Much like the appearance of the Alpha variant of Covid-19 in late 2020 dashed prospects for a significant air traffic rebound in the coming year, the Omicron variant is doing the same as 2021 came to an end.
Recent developments indicate that Omicron will have a considerable short-term impact on airline finances when governments re-impose border restrictions and customers reassess their travel plans.
In Asia, major markets that had been at the forefront of the region’s openness, like Singapore and Thailand, have retreated.
In North America, for example, the Canadian government has recommended Canadians avoid non-essential travel outside the country.
In Europe, precise estimations of Omicron’s potential impact are emerging. Ryanair, for example, anticipates traffic to be around 6-7 million passengers in January, it stated on 22 December, as it reduced capacity for the month by a third. It had anticipated carrying roughly 10 million passengers in January.
Ryanair’s aggressive reintroduction of capacity has arguably given it more room to fall, but that will be of little comfort to other carriers, who will also note that the Irish carrier is better positioned than others to handle other financial woes.

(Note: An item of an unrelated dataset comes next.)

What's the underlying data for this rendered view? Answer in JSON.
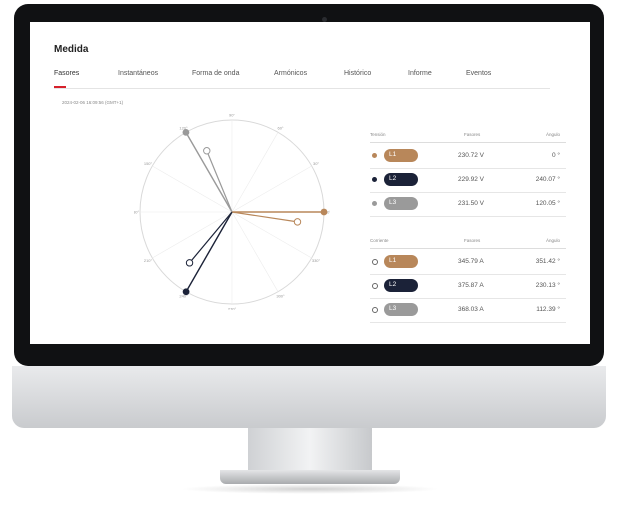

However, once the Omicron wave subsides, there are still strong reasons to believe that 2022 will be substantially better than 2021 for the aviation industry.
First, preliminary data indicate that existing vaccines provide substantial protection against severe disease and that other essential Covid-19 therapies remain effective. That may signal well for future versions of the disease, implying that governments may not be ready to throw the travel brakes on.
Second, encouraging preliminary evidence on the severity of Omicron-caused disease has been provided in recent days, supporting earlier South African reports. Significant caution is that because the variant is more transmissible, it is still expected to strain healthcare capacity in the coming weeks. However, as data from South Africa is beginning to reveal, the virus’s increased transmissibility may also mean that waves of the virus diminish more quickly than with other variants.
Finally, the airline sector may not be where it planned to be even a month ago as it entered 2022. However, in a pandemic that anticipated additional setbacks, this latest one may be part of an inevitable difficult trip in which the industry manages to maintain its recovery path.